MOSCOW — A Russian court Thursday sentenced two Ukrainians to at least 20 years each in jail for allegedly fighting alongside Chechen rebels against Russian troops in the 1990s. Ukraine considers Stanislav Klikh, who was given 20 years behind bars, and Nikolai Karpyukh, who received 22 and a half years, political prisoners and has demanded their release.
The decision by the court in the Chechen capital of Grozny comes a day after Ukrainian pilot Nadezhda Savchenko, sentenced to 20 years in prison by a Russian court last month, was returned to Kiev as part of a prisoner swap for two alleged Russian intelligence officers.
Klikh and Karpyukh deny ever setting foot in Russia's southern republic of Chechnya and allege they were tortured in a long period of incarceration, during which their families did not know their whereabouts, after their arrest by Russian intelligence agents in 2014.
“The Ukrainian president and the Ukrainian authorities will try and resolve this through negotiations like with Savchenko,” Ilya Novikov, a lawyer for Klikh who also defended Savchenko, told International Business Times.
The two men were convicted by a jury earlier this week based on confessions they later withdrew and on evidence given by Alexander Malofeyev, a Ukrainian national reportedly covered in Nazi tattoos with several chronic diseases who is serving a sentence of over 35 years in a Russian prison.
“Everything that is in this criminal case is built on me being forced to slander myself.

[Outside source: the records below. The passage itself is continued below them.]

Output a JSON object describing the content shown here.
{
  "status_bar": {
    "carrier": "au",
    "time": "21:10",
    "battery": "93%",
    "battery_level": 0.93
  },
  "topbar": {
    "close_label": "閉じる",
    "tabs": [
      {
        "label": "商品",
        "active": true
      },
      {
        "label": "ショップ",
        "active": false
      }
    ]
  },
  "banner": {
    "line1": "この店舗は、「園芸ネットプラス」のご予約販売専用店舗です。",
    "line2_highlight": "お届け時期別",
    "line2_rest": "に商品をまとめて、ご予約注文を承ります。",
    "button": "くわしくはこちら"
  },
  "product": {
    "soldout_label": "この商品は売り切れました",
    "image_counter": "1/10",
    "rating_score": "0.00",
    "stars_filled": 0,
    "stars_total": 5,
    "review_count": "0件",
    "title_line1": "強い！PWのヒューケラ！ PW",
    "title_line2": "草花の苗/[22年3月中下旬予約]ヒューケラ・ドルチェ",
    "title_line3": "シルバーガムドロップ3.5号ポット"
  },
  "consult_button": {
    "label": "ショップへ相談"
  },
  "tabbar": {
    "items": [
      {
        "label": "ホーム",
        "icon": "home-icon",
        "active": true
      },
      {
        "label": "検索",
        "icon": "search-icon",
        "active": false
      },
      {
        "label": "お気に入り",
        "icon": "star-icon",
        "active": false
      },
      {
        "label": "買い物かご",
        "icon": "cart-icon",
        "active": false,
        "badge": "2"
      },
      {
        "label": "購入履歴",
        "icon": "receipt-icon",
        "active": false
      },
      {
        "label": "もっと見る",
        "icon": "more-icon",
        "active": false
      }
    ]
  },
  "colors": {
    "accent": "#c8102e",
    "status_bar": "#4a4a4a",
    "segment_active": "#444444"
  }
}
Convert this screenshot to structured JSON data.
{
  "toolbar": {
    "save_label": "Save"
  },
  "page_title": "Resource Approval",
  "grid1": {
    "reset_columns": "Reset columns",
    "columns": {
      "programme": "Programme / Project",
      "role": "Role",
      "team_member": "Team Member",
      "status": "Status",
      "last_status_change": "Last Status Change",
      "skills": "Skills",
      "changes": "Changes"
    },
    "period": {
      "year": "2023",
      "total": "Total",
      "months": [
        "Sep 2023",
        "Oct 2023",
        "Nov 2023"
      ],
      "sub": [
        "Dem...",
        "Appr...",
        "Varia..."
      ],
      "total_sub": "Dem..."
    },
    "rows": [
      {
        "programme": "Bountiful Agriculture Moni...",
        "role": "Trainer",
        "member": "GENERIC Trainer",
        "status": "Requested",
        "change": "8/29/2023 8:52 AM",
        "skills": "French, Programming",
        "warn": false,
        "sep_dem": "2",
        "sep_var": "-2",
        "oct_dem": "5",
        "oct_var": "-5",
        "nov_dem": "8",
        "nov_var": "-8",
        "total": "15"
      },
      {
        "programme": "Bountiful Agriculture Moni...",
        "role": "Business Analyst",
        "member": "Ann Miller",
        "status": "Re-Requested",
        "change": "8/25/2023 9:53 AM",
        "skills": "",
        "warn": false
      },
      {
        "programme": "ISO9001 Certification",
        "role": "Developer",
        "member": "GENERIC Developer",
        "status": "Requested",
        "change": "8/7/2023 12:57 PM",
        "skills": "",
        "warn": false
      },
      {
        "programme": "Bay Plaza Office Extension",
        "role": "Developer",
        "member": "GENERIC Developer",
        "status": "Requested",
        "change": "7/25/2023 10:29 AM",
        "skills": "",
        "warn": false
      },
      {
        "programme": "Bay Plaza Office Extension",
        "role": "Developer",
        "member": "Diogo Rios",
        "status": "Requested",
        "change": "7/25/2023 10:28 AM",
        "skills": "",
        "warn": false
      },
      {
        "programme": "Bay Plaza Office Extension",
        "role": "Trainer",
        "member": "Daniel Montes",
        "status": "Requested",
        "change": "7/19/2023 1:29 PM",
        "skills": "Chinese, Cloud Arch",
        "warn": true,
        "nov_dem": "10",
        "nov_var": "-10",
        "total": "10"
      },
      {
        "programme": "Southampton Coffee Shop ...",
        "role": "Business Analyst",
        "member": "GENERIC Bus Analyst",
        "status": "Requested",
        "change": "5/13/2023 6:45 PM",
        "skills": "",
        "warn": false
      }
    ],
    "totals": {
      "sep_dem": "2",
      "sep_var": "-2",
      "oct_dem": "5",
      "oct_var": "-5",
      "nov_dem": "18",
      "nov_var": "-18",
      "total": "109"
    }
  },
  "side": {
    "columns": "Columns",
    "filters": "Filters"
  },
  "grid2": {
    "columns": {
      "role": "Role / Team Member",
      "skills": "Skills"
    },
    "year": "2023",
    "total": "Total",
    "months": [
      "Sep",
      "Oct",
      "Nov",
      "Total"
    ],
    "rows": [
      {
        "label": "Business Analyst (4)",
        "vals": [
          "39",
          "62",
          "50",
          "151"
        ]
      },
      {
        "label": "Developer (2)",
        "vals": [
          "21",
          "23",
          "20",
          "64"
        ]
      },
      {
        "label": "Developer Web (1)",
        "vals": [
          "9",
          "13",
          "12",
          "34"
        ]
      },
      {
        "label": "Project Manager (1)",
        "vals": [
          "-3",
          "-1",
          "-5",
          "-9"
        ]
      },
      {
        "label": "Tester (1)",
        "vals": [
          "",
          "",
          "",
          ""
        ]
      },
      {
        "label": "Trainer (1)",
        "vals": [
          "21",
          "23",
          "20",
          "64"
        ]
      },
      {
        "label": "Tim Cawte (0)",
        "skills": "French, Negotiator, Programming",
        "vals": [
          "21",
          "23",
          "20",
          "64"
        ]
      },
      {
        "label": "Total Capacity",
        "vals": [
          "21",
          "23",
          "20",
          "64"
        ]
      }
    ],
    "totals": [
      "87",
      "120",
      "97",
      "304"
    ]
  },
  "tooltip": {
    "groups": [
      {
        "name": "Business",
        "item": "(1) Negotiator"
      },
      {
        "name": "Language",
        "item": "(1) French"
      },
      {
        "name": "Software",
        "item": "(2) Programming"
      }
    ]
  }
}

Why do you need facts and proof when there are electric shocks?” Karpyukh said during his final statement to the court earlier this month, according to a report by Radio Liberty.
Karpyukh and Klikh were tortured by electric shocks on their hands, feet and genitals, being hung from handcuffs and by enduring long periods of solitary confinement, according to their lawyers.
Russian prosecutors accused the two men of being part of a group of Ukrainian nationalists, known as the Vikings, who fought in Grozny in 1994 against Russian soldiers during a bloody separatist war that engulfed the region after the fall of the Soviet Union.
Klikh worked as a history teacher in Ukraine before his arrest, while Karpyukh, who has a wife and a nine-year old son, was a member of the extreme Ukrainian nationalist organization Right Sector.
Klikh’s behavior has become increasingly erratic during the court proceedings, and there are fears his mental health has suffered. “Klikh conducts himself very strangely, as if he is a very ill person,” lawyer Novikov said. Experts appointed by the court said Klikh was fit to stand trial.
Evidence given by Klikh and Karpyukh was reportedly used last year by top Russian investigators to accuse Ukrainian officials, including then-Prime Minister Arseny Yatsenyuk, of fighting in Chechnya.
The two men are among a group of Ukrainian nationals, including Savchenko, who have been sentenced to long prison sentences in Russia in what Kiev says are political decisions. There was a collapse in relations between Ukraine and Russia in 2014 after the toppling of a pro-Russian government, which was then followed by the Kremlin’s annexation of Crimea and military support for anti-Kiev rebels in the east of Ukraine.
Ukrainian film director Oleg Sentsov was sentenced by Russia to 20 years in prison in August on terrorism charges, and Ukrainian pensioner Yuri Soloshenko, a 73-year-old reportedly suffering from cancer, was sentenced to six years in prison in October on spying charges.